I’m in Dallas, Texas, attending the George W. Bush Institute’s “Conference on Cyber Dissidents: Global Successes and Challenges.” There will be various discussions involving dissidents from five countries rated “not free” by Freedom House: China, Cuba, Iran, Syria, and Russia, as well as two countries rated “partially free” by same: Venezuela and Colombia.
Laura Bush just offered some introductory remarks and singled out the Burmese regime for jailing democrats and enacting a “systematic campaign of rape and abuse.”

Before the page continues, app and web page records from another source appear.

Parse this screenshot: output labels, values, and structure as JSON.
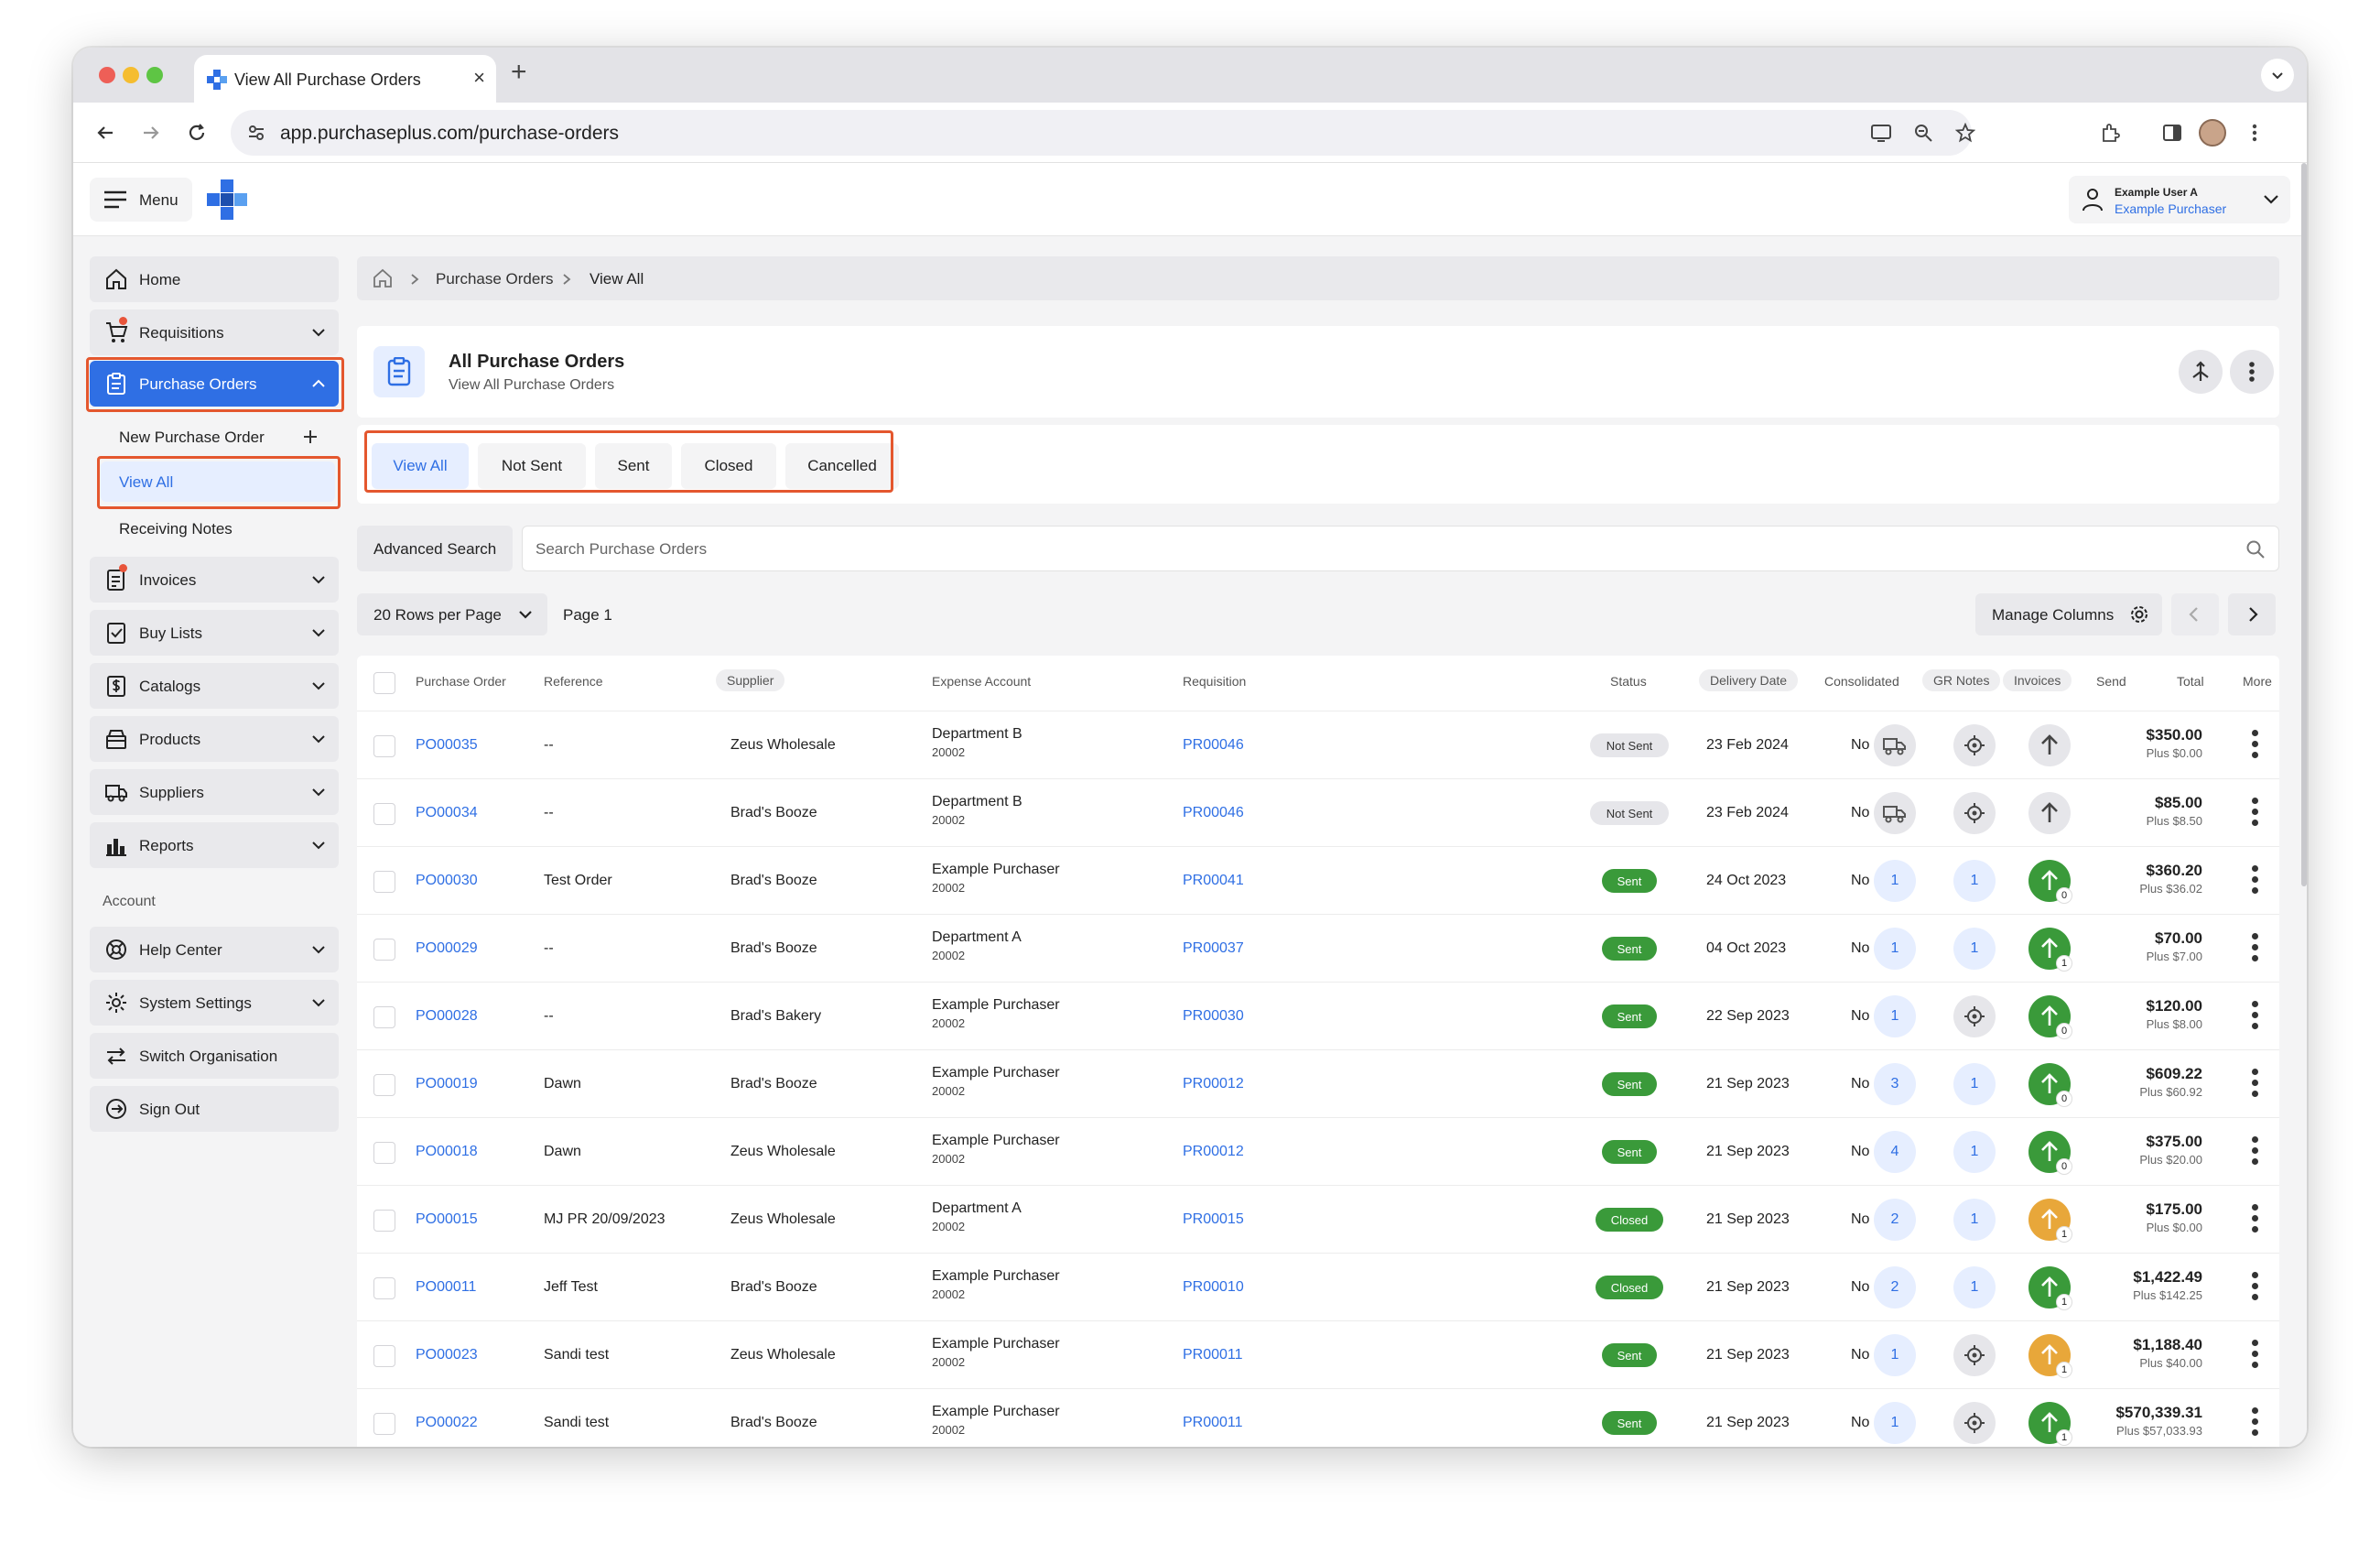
{
  "browser": {
    "tab_title": "View All Purchase Orders",
    "url": "app.purchaseplus.com/purchase-orders"
  },
  "header": {
    "menu_label": "Menu",
    "user_name": "Example User A",
    "user_org": "Example Purchaser"
  },
  "sidebar": {
    "items": [
      {
        "label": "Home",
        "icon": "home-icon"
      },
      {
        "label": "Requisitions",
        "icon": "cart-icon"
      },
      {
        "label": "Purchase Orders",
        "icon": "clipboard-icon"
      },
      {
        "label": "Invoices",
        "icon": "invoice-icon"
      },
      {
        "label": "Buy Lists",
        "icon": "checklist-icon"
      },
      {
        "label": "Catalogs",
        "icon": "dollar-doc-icon"
      },
      {
        "label": "Products",
        "icon": "box-icon"
      },
      {
        "label": "Suppliers",
        "icon": "truck-icon"
      },
      {
        "label": "Reports",
        "icon": "bar-chart-icon"
      }
    ],
    "sub_items": [
      "New Purchase Order",
      "View All",
      "Receiving Notes"
    ],
    "account_heading": "Account",
    "account_items": [
      {
        "label": "Help Center",
        "icon": "lifebuoy-icon"
      },
      {
        "label": "System Settings",
        "icon": "gear-icon"
      },
      {
        "label": "Switch Organisation",
        "icon": "switch-icon"
      },
      {
        "label": "Sign Out",
        "icon": "sign-out-icon"
      }
    ]
  },
  "breadcrumb": [
    "Purchase Orders",
    "View All"
  ],
  "page": {
    "title": "All Purchase Orders",
    "subtitle": "View All Purchase Orders"
  },
  "filter_tabs": [
    "View All",
    "Not Sent",
    "Sent",
    "Closed",
    "Cancelled"
  ],
  "search": {
    "advanced_label": "Advanced Search",
    "placeholder": "Search Purchase Orders"
  },
  "pagination": {
    "rows_per_page": "20 Rows per Page",
    "page_label": "Page 1",
    "manage_columns": "Manage Columns"
  },
  "table": {
    "columns": [
      "Purchase Order",
      "Reference",
      "Supplier",
      "Expense Account",
      "Requisition",
      "Status",
      "Delivery Date",
      "Consolidated",
      "GR Notes",
      "Invoices",
      "Send",
      "Total",
      "More"
    ],
    "rows": [
      {
        "po": "PO00035",
        "ref": "--",
        "supplier": "Zeus Wholesale",
        "account": "Department B",
        "account_code": "20002",
        "req": "PR00046",
        "status": "Not Sent",
        "date": "23 Feb 2024",
        "consolidated": "No",
        "gr": "",
        "inv": "",
        "send_badge": "",
        "total": "$350.00",
        "tax": "Plus $0.00"
      },
      {
        "po": "PO00034",
        "ref": "--",
        "supplier": "Brad's Booze",
        "account": "Department B",
        "account_code": "20002",
        "req": "PR00046",
        "status": "Not Sent",
        "date": "23 Feb 2024",
        "consolidated": "No",
        "gr": "",
        "inv": "",
        "send_badge": "",
        "total": "$85.00",
        "tax": "Plus $8.50"
      },
      {
        "po": "PO00030",
        "ref": "Test Order",
        "supplier": "Brad's Booze",
        "account": "Example Purchaser",
        "account_code": "20002",
        "req": "PR00041",
        "status": "Sent",
        "date": "24 Oct 2023",
        "consolidated": "No",
        "gr": "1",
        "inv": "1",
        "send_badge": "0",
        "total": "$360.20",
        "tax": "Plus $36.02"
      },
      {
        "po": "PO00029",
        "ref": "--",
        "supplier": "Brad's Booze",
        "account": "Department A",
        "account_code": "20002",
        "req": "PR00037",
        "status": "Sent",
        "date": "04 Oct 2023",
        "consolidated": "No",
        "gr": "1",
        "inv": "1",
        "send_badge": "1",
        "total": "$70.00",
        "tax": "Plus $7.00"
      },
      {
        "po": "PO00028",
        "ref": "--",
        "supplier": "Brad's Bakery",
        "account": "Example Purchaser",
        "account_code": "20002",
        "req": "PR00030",
        "status": "Sent",
        "date": "22 Sep 2023",
        "consolidated": "No",
        "gr": "1",
        "inv": "",
        "send_badge": "0",
        "total": "$120.00",
        "tax": "Plus $8.00"
      },
      {
        "po": "PO00019",
        "ref": "Dawn",
        "supplier": "Brad's Booze",
        "account": "Example Purchaser",
        "account_code": "20002",
        "req": "PR00012",
        "status": "Sent",
        "date": "21 Sep 2023",
        "consolidated": "No",
        "gr": "3",
        "inv": "1",
        "send_badge": "0",
        "total": "$609.22",
        "tax": "Plus $60.92"
      },
      {
        "po": "PO00018",
        "ref": "Dawn",
        "supplier": "Zeus Wholesale",
        "account": "Example Purchaser",
        "account_code": "20002",
        "req": "PR00012",
        "status": "Sent",
        "date": "21 Sep 2023",
        "consolidated": "No",
        "gr": "4",
        "inv": "1",
        "send_badge": "0",
        "total": "$375.00",
        "tax": "Plus $20.00"
      },
      {
        "po": "PO00015",
        "ref": "MJ PR 20/09/2023",
        "supplier": "Zeus Wholesale",
        "account": "Department A",
        "account_code": "20002",
        "req": "PR00015",
        "status": "Closed",
        "date": "21 Sep 2023",
        "consolidated": "No",
        "gr": "2",
        "inv": "1",
        "send_badge": "1",
        "total": "$175.00",
        "tax": "Plus $0.00"
      },
      {
        "po": "PO00011",
        "ref": "Jeff Test",
        "supplier": "Brad's Booze",
        "account": "Example Purchaser",
        "account_code": "20002",
        "req": "PR00010",
        "status": "Closed",
        "date": "21 Sep 2023",
        "consolidated": "No",
        "gr": "2",
        "inv": "1",
        "send_badge": "1",
        "total": "$1,422.49",
        "tax": "Plus $142.25"
      },
      {
        "po": "PO00023",
        "ref": "Sandi test",
        "supplier": "Zeus Wholesale",
        "account": "Example Purchaser",
        "account_code": "20002",
        "req": "PR00011",
        "status": "Sent",
        "date": "21 Sep 2023",
        "consolidated": "No",
        "gr": "1",
        "inv": "",
        "send_badge": "1",
        "total": "$1,188.40",
        "tax": "Plus $40.00"
      },
      {
        "po": "PO00022",
        "ref": "Sandi test",
        "supplier": "Brad's Booze",
        "account": "Example Purchaser",
        "account_code": "20002",
        "req": "PR00011",
        "status": "Sent",
        "date": "21 Sep 2023",
        "consolidated": "No",
        "gr": "1",
        "inv": "",
        "send_badge": "1",
        "total": "$570,339.31",
        "tax": "Plus $57,033.93"
      }
    ]
  },
  "colors": {
    "accent": "#2f6fe4",
    "highlight": "#e4572e",
    "sent": "#3a9a3a",
    "warning": "#e8a73a"
  }
}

President Bush then spoke frankly about the disturbing change in the country’s attitude toward freedom and democracy abroad. “I am concerned about isolationism,” he said. It was a reifying moment to hear the president so closely associated with the promotion of freedom and human rights state plainly that we must “fight off isolationism,” which is making a return in the public consciousness and policy circles. None of the “false choice,” gray-area equivocation that we’ve come to hear day in and day out over the past year. “If we allow isolation to become a dominant philosophy we forget our own past,” he said. America’s long-active role as engine and projector of freedom abroad is indeed being forgotten with news of each cynical “reset” and every panicking ally.